◆ WORK REQUEST ◆
Set down the material again. Keep every line exactly as it is.
***** ENTRIES SHOWN *****
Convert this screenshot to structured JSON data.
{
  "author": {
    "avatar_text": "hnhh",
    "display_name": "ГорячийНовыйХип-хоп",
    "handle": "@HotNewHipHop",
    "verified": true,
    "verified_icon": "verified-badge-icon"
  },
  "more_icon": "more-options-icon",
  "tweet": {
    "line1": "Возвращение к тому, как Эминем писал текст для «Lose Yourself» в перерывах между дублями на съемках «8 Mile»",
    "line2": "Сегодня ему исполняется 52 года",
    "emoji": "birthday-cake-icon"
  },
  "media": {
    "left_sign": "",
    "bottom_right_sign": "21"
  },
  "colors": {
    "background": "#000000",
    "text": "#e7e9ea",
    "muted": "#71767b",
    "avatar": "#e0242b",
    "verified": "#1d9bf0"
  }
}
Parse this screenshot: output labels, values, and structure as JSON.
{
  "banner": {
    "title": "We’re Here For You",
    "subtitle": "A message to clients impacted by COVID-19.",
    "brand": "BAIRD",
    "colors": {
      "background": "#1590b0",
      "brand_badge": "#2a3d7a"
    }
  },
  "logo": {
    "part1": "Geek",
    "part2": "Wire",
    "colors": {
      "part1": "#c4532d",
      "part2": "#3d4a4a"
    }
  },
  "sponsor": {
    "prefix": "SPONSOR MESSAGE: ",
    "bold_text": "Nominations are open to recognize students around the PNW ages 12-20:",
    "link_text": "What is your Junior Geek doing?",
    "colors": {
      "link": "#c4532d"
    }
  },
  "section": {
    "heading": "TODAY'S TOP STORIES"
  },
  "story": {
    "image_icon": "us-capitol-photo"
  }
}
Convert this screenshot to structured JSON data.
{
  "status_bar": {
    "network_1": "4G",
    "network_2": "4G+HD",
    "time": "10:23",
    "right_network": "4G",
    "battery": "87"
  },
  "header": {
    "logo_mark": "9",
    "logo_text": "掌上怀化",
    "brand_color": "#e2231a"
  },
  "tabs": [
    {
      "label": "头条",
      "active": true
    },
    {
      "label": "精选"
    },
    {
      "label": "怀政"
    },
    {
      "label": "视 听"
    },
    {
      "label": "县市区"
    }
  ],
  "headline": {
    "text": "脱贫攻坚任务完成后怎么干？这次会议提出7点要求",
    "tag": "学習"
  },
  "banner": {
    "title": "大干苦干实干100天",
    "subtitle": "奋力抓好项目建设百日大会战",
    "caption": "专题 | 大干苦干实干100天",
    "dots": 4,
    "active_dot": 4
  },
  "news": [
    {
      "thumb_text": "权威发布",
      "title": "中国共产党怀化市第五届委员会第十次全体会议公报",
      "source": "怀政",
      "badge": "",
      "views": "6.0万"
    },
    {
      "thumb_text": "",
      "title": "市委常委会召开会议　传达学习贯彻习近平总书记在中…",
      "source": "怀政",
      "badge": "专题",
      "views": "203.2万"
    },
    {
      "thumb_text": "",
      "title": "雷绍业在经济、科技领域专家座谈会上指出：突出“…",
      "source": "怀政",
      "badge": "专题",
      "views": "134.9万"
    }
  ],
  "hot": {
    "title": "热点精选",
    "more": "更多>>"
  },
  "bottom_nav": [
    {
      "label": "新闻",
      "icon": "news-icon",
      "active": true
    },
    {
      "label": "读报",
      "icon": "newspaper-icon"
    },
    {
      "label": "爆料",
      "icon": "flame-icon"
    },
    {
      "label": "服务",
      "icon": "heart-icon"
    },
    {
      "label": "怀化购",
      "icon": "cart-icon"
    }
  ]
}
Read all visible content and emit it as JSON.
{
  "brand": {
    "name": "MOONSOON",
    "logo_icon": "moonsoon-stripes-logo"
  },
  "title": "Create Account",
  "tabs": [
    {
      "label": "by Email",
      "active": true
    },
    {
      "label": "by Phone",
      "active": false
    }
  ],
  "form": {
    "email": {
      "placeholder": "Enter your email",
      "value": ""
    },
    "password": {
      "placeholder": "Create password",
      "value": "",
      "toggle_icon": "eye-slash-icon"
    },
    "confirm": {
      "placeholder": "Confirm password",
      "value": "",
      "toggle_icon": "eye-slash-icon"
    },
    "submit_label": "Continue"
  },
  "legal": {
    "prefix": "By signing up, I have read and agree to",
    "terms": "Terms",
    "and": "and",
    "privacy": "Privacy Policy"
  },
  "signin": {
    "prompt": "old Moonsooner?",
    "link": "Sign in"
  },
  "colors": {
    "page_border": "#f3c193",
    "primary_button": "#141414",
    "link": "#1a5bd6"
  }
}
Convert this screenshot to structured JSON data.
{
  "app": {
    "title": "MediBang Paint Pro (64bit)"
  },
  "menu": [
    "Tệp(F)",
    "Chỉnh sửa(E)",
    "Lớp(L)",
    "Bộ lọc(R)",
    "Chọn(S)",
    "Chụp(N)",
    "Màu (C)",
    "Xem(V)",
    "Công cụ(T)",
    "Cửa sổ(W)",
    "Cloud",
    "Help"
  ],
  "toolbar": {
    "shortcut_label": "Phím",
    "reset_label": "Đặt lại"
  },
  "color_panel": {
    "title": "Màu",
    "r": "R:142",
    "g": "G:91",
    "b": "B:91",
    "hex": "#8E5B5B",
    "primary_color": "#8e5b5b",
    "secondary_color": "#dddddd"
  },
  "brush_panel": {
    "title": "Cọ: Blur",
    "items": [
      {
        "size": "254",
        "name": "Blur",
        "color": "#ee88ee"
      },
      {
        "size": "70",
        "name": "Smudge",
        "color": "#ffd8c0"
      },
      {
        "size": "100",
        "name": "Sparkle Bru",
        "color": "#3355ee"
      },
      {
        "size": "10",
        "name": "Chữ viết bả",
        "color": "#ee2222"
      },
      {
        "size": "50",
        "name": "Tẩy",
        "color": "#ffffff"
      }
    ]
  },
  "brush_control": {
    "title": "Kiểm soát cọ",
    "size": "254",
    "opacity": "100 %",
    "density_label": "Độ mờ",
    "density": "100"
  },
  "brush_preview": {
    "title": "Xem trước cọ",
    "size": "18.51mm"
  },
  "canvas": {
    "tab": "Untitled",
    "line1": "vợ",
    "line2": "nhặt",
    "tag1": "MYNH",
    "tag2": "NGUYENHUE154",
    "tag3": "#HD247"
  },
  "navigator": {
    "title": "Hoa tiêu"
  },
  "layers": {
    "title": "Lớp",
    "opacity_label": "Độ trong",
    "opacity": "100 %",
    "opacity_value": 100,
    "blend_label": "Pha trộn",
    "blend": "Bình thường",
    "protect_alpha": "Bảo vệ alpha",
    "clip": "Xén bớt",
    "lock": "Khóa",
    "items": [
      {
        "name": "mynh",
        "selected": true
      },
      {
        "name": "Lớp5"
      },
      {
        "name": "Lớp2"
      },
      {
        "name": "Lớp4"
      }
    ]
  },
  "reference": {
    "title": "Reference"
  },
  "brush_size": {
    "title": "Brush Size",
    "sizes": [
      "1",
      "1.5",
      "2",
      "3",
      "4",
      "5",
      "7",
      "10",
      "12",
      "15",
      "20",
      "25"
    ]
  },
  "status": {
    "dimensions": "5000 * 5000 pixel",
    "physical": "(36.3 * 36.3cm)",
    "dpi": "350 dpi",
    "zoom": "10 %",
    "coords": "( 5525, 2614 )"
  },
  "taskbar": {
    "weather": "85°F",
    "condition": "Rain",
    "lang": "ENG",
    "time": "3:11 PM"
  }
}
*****
◆ RESPONSE TO THE TASK ◆
Convert this screenshot to structured JSON data.
{
  "author": {
    "avatar_text": "hnhh",
    "display_name": "ГорячийНовыйХип-хоп",
    "handle": "@HotNewHipHop",
    "verified": true,
    "verified_icon": "verified-badge-icon"
  },
  "more_icon": "more-options-icon",
  "tweet": {
    "line1": "Возвращение к тому, как Эминем писал текст для «Lose Yourself» в перерывах между дублями на съемках «8 Mile»",
    "line2": "Сегодня ему исполняется 52 года",
    "emoji": "birthday-cake-icon"
  },
  "media": {
    "left_sign": "",
    "bottom_right_sign": "21"
  },
  "colors": {
    "background": "#000000",
    "text": "#e7e9ea",
    "muted": "#71767b",
    "avatar": "#e0242b",
    "verified": "#1d9bf0"
  }
}
Parse this screenshot: output labels, values, and structure as JSON.
{
  "banner": {
    "title": "We’re Here For You",
    "subtitle": "A message to clients impacted by COVID-19.",
    "brand": "BAIRD",
    "colors": {
      "background": "#1590b0",
      "brand_badge": "#2a3d7a"
    }
  },
  "logo": {
    "part1": "Geek",
    "part2": "Wire",
    "colors": {
      "part1": "#c4532d",
      "part2": "#3d4a4a"
    }
  },
  "sponsor": {
    "prefix": "SPONSOR MESSAGE: ",
    "bold_text": "Nominations are open to recognize students around the PNW ages 12-20:",
    "link_text": "What is your Junior Geek doing?",
    "colors": {
      "link": "#c4532d"
    }
  },
  "section": {
    "heading": "TODAY'S TOP STORIES"
  },
  "story": {
    "image_icon": "us-capitol-photo"
  }
}
Convert this screenshot to structured JSON data.
{
  "status_bar": {
    "network_1": "4G",
    "network_2": "4G+HD",
    "time": "10:23",
    "right_network": "4G",
    "battery": "87"
  },
  "header": {
    "logo_mark": "9",
    "logo_text": "掌上怀化",
    "brand_color": "#e2231a"
  },
  "tabs": [
    {
      "label": "头条",
      "active": true
    },
    {
      "label": "精选"
    },
    {
      "label": "怀政"
    },
    {
      "label": "视 听"
    },
    {
      "label": "县市区"
    }
  ],
  "headline": {
    "text": "脱贫攻坚任务完成后怎么干？这次会议提出7点要求",
    "tag": "学習"
  },
  "banner": {
    "title": "大干苦干实干100天",
    "subtitle": "奋力抓好项目建设百日大会战",
    "caption": "专题 | 大干苦干实干100天",
    "dots": 4,
    "active_dot": 4
  },
  "news": [
    {
      "thumb_text": "权威发布",
      "title": "中国共产党怀化市第五届委员会第十次全体会议公报",
      "source": "怀政",
      "badge": "",
      "views": "6.0万"
    },
    {
      "thumb_text": "",
      "title": "市委常委会召开会议　传达学习贯彻习近平总书记在中…",
      "source": "怀政",
      "badge": "专题",
      "views": "203.2万"
    },
    {
      "thumb_text": "",
      "title": "雷绍业在经济、科技领域专家座谈会上指出：突出“…",
      "source": "怀政",
      "badge": "专题",
      "views": "134.9万"
    }
  ],
  "hot": {
    "title": "热点精选",
    "more": "更多>>"
  },
  "bottom_nav": [
    {
      "label": "新闻",
      "icon": "news-icon",
      "active": true
    },
    {
      "label": "读报",
      "icon": "newspaper-icon"
    },
    {
      "label": "爆料",
      "icon": "flame-icon"
    },
    {
      "label": "服务",
      "icon": "heart-icon"
    },
    {
      "label": "怀化购",
      "icon": "cart-icon"
    }
  ]
}
Read all visible content and emit it as JSON.
{
  "brand": {
    "name": "MOONSOON",
    "logo_icon": "moonsoon-stripes-logo"
  },
  "title": "Create Account",
  "tabs": [
    {
      "label": "by Email",
      "active": true
    },
    {
      "label": "by Phone",
      "active": false
    }
  ],
  "form": {
    "email": {
      "placeholder": "Enter your email",
      "value": ""
    },
    "password": {
      "placeholder": "Create password",
      "value": "",
      "toggle_icon": "eye-slash-icon"
    },
    "confirm": {
      "placeholder": "Confirm password",
      "value": "",
      "toggle_icon": "eye-slash-icon"
    },
    "submit_label": "Continue"
  },
  "legal": {
    "prefix": "By signing up, I have read and agree to",
    "terms": "Terms",
    "and": "and",
    "privacy": "Privacy Policy"
  },
  "signin": {
    "prompt": "old Moonsooner?",
    "link": "Sign in"
  },
  "colors": {
    "page_border": "#f3c193",
    "primary_button": "#141414",
    "link": "#1a5bd6"
  }
}
Convert this screenshot to structured JSON data.
{
  "app": {
    "title": "MediBang Paint Pro (64bit)"
  },
  "menu": [
    "Tệp(F)",
    "Chỉnh sửa(E)",
    "Lớp(L)",
    "Bộ lọc(R)",
    "Chọn(S)",
    "Chụp(N)",
    "Màu (C)",
    "Xem(V)",
    "Công cụ(T)",
    "Cửa sổ(W)",
    "Cloud",
    "Help"
  ],
  "toolbar": {
    "shortcut_label": "Phím",
    "reset_label": "Đặt lại"
  },
  "color_panel": {
    "title": "Màu",
    "r": "R:142",
    "g": "G:91",
    "b": "B:91",
    "hex": "#8E5B5B",
    "primary_color": "#8e5b5b",
    "secondary_color": "#dddddd"
  },
  "brush_panel": {
    "title": "Cọ: Blur",
    "items": [
      {
        "size": "254",
        "name": "Blur",
        "color": "#ee88ee"
      },
      {
        "size": "70",
        "name": "Smudge",
        "color": "#ffd8c0"
      },
      {
        "size": "100",
        "name": "Sparkle Bru",
        "color": "#3355ee"
      },
      {
        "size": "10",
        "name": "Chữ viết bả",
        "color": "#ee2222"
      },
      {
        "size": "50",
        "name": "Tẩy",
        "color": "#ffffff"
      }
    ]
  },
  "brush_control": {
    "title": "Kiểm soát cọ",
    "size": "254",
    "opacity": "100 %",
    "density_label": "Độ mờ",
    "density": "100"
  },
  "brush_preview": {
    "title": "Xem trước cọ",
    "size": "18.51mm"
  },
  "canvas": {
    "tab": "Untitled",
    "line1": "vợ",
    "line2": "nhặt",
    "tag1": "MYNH",
    "tag2": "NGUYENHUE154",
    "tag3": "#HD247"
  },
  "navigator": {
    "title": "Hoa tiêu"
  },
  "layers": {
    "title": "Lớp",
    "opacity_label": "Độ trong",
    "opacity": "100 %",
    "opacity_value": 100,
    "blend_label": "Pha trộn",
    "blend": "Bình thường",
    "protect_alpha": "Bảo vệ alpha",
    "clip": "Xén bớt",
    "lock": "Khóa",
    "items": [
      {
        "name": "mynh",
        "selected": true
      },
      {
        "name": "Lớp5"
      },
      {
        "name": "Lớp2"
      },
      {
        "name": "Lớp4"
      }
    ]
  },
  "reference": {
    "title": "Reference"
  },
  "brush_size": {
    "title": "Brush Size",
    "sizes": [
      "1",
      "1.5",
      "2",
      "3",
      "4",
      "5",
      "7",
      "10",
      "12",
      "15",
      "20",
      "25"
    ]
  },
  "status": {
    "dimensions": "5000 * 5000 pixel",
    "physical": "(36.3 * 36.3cm)",
    "dpi": "350 dpi",
    "zoom": "10 %",
    "coords": "( 5525, 2614 )"
  },
  "taskbar": {
    "weather": "85°F",
    "condition": "Rain",
    "lang": "ENG",
    "time": "3:11 PM"
  }
}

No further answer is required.